When a line below holds the string "Output", show that line.

[Data records]
"""

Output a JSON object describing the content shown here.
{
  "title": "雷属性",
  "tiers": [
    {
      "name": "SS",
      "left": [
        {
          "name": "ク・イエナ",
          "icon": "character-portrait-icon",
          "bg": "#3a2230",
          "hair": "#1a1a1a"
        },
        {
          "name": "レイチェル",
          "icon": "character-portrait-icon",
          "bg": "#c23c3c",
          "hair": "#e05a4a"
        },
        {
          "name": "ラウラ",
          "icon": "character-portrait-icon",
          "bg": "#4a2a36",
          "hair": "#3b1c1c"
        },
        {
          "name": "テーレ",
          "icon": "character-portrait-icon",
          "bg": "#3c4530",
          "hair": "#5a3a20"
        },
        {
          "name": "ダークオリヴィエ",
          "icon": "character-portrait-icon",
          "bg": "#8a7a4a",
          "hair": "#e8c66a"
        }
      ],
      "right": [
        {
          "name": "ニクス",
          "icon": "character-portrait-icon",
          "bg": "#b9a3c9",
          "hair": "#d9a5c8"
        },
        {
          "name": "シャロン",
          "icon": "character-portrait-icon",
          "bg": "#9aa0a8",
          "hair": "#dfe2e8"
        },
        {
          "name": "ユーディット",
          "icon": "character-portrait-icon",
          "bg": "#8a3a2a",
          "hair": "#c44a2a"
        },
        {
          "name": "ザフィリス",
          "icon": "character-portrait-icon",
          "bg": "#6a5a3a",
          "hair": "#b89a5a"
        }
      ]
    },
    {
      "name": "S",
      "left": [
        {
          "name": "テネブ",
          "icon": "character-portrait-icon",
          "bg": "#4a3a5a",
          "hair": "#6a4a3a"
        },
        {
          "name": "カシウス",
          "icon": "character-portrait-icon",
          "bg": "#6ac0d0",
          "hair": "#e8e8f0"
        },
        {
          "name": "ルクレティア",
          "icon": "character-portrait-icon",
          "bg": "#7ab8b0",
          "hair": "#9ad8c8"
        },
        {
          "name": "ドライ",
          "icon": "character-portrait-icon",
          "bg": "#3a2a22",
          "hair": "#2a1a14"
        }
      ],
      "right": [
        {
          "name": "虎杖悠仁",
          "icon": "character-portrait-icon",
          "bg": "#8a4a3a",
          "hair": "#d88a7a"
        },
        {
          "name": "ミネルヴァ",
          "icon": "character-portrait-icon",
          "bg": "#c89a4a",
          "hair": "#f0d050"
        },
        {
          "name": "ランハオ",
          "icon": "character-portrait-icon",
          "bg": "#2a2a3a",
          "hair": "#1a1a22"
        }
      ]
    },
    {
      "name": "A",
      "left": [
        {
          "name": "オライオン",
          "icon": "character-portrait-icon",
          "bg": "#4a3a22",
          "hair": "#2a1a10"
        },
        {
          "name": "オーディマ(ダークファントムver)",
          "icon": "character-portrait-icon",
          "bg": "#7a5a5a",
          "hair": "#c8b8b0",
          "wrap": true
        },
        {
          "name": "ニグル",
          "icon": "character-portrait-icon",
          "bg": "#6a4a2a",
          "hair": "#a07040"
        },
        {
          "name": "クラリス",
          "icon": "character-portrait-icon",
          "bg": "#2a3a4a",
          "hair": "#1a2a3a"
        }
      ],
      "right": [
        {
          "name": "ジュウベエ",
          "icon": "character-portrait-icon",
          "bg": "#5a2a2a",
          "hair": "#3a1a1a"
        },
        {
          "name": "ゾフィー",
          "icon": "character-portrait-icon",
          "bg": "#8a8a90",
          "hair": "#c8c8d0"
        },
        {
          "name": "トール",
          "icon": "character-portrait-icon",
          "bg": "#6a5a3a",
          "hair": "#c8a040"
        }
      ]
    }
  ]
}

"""
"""

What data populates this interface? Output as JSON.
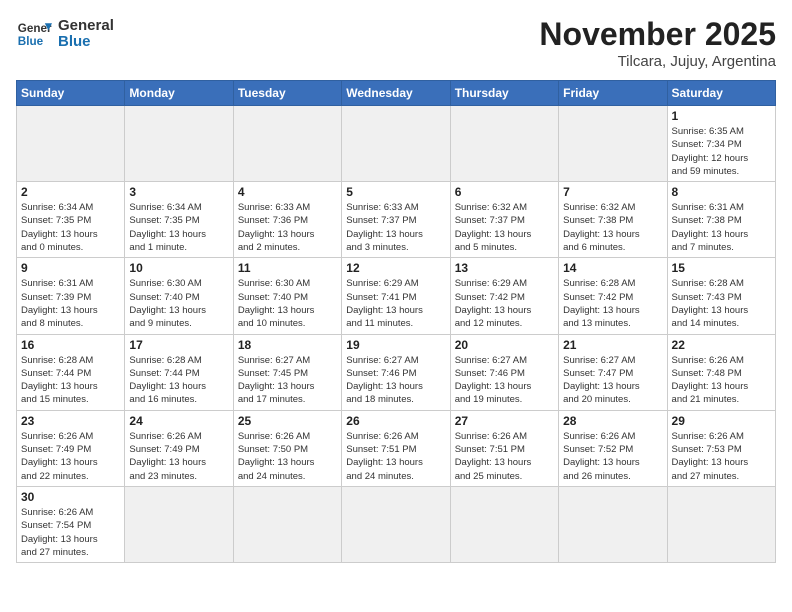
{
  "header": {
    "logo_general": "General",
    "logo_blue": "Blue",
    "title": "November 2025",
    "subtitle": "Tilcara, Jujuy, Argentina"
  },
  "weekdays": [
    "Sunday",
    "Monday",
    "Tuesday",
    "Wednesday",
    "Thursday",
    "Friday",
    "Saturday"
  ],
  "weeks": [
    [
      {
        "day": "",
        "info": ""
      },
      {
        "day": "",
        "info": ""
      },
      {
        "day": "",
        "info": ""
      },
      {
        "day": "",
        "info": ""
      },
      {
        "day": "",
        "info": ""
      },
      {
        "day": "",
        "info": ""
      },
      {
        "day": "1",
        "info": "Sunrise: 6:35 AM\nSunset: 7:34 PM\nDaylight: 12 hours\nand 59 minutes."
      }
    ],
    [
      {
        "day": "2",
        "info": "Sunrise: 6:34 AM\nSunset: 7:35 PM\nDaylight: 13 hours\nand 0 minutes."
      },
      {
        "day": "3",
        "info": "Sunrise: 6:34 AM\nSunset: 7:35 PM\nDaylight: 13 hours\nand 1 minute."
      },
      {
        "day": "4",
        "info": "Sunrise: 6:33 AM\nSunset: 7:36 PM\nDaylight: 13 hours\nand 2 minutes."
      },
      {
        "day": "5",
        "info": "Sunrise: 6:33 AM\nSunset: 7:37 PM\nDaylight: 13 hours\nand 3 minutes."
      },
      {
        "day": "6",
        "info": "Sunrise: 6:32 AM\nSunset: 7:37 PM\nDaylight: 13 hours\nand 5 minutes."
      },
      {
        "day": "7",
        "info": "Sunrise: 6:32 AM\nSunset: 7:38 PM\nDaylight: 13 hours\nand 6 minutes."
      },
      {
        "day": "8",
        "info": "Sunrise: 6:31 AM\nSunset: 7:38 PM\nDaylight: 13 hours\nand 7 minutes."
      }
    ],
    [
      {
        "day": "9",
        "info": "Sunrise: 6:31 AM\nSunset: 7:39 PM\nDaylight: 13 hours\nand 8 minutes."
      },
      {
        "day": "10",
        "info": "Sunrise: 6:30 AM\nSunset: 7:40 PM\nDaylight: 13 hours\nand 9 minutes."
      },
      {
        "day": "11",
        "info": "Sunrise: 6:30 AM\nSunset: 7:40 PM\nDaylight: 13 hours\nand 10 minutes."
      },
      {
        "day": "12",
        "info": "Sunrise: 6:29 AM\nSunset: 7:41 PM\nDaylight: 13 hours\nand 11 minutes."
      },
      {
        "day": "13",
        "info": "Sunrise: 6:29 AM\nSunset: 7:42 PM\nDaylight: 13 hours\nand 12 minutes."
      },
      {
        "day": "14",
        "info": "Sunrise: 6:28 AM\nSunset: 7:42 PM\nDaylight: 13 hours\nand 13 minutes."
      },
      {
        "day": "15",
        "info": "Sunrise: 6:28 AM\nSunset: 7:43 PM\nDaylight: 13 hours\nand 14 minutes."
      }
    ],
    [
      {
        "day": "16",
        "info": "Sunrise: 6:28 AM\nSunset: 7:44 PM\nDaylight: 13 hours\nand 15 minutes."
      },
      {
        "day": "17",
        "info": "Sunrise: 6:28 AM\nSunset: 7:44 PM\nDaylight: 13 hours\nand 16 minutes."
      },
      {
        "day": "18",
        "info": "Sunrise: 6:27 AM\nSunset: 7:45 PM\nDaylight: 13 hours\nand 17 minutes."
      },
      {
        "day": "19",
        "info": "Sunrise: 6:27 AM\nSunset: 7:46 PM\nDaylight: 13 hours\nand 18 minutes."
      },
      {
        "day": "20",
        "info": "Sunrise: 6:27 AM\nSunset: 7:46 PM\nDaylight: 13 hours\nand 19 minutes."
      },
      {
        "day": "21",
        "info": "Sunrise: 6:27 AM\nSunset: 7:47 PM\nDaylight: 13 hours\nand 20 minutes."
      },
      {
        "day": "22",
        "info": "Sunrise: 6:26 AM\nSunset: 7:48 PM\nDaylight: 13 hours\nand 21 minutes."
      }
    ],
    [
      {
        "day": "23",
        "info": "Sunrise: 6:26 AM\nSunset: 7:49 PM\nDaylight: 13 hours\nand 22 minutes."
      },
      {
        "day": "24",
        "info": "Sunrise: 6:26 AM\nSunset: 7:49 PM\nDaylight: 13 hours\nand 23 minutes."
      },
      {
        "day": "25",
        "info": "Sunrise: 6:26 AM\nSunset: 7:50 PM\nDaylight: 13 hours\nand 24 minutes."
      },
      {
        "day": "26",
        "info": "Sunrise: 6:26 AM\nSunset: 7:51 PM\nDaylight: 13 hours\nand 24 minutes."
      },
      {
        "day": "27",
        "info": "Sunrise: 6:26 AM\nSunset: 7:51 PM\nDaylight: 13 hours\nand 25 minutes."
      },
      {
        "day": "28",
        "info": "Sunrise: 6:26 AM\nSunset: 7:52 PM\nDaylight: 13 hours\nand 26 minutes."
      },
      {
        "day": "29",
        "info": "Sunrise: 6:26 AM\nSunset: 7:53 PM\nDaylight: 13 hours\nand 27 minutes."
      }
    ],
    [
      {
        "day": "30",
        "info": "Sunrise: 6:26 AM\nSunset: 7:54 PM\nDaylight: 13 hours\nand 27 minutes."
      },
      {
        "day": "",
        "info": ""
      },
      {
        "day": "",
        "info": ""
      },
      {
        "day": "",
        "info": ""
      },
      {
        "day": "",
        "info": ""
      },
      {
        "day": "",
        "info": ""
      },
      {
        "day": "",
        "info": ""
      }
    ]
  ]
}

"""

Task result:
Output a JSON object describing the content shown here.
What data populates this interface? Output as JSON.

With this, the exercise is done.